The answer should be each line of the records that contains the word "label"; please copy them all.
[[ SUPPLIED INFORMATION, beginning ]]
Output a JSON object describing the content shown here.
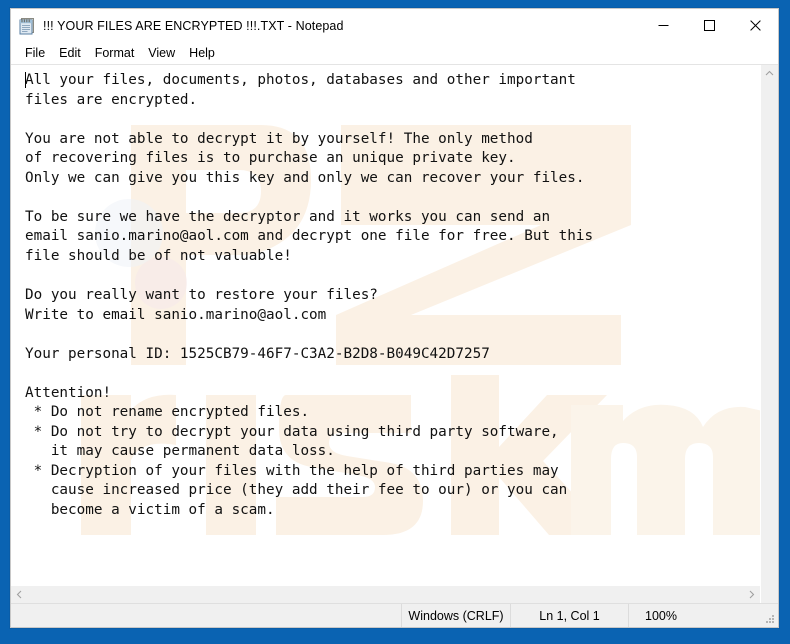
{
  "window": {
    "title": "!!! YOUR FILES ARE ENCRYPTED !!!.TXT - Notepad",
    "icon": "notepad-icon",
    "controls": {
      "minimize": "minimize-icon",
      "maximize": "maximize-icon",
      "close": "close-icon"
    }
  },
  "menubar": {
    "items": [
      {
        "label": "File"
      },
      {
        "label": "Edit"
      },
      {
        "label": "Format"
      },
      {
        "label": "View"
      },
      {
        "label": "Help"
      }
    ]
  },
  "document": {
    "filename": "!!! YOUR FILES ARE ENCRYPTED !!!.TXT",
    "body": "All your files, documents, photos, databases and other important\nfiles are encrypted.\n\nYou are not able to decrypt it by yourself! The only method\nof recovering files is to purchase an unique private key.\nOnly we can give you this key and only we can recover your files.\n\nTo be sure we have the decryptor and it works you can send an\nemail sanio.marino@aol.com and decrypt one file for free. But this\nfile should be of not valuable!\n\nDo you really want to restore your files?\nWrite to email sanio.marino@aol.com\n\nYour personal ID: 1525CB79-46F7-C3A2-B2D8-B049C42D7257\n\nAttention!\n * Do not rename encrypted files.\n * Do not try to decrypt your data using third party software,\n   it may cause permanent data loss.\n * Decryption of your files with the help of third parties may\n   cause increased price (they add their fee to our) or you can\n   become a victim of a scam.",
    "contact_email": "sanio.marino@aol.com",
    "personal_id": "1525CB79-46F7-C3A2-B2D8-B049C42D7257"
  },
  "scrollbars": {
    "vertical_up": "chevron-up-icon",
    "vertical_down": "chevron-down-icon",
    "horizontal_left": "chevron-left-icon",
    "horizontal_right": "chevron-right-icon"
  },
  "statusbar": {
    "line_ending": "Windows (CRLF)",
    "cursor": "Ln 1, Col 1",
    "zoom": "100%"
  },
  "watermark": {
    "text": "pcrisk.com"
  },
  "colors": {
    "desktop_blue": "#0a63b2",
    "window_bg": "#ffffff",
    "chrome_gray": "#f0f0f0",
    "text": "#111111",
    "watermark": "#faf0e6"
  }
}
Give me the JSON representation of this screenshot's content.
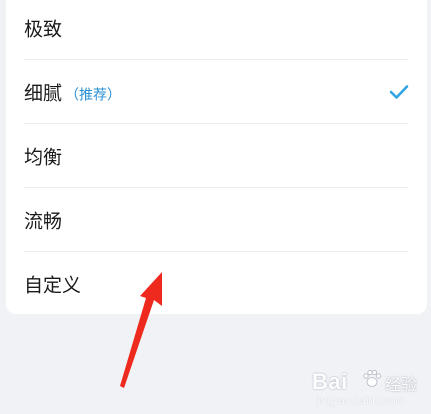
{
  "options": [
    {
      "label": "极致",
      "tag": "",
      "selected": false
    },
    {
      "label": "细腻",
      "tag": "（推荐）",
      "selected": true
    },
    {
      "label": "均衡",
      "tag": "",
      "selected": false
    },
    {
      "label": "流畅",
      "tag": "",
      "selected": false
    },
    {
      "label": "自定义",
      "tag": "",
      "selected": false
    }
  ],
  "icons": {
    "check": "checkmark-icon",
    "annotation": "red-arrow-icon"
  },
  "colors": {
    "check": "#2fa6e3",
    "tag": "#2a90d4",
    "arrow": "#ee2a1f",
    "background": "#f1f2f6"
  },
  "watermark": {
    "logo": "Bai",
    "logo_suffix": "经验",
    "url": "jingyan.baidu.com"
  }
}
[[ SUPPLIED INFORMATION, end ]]
# TASK OUTPUT
        "label": "File"
        "label": "Edit"
        "label": "Format"
        "label": "View"
        "label": "Help"
      "label": "极致",
      "label": "细腻",
      "label": "均衡",
      "label": "流畅",
      "label": "自定义",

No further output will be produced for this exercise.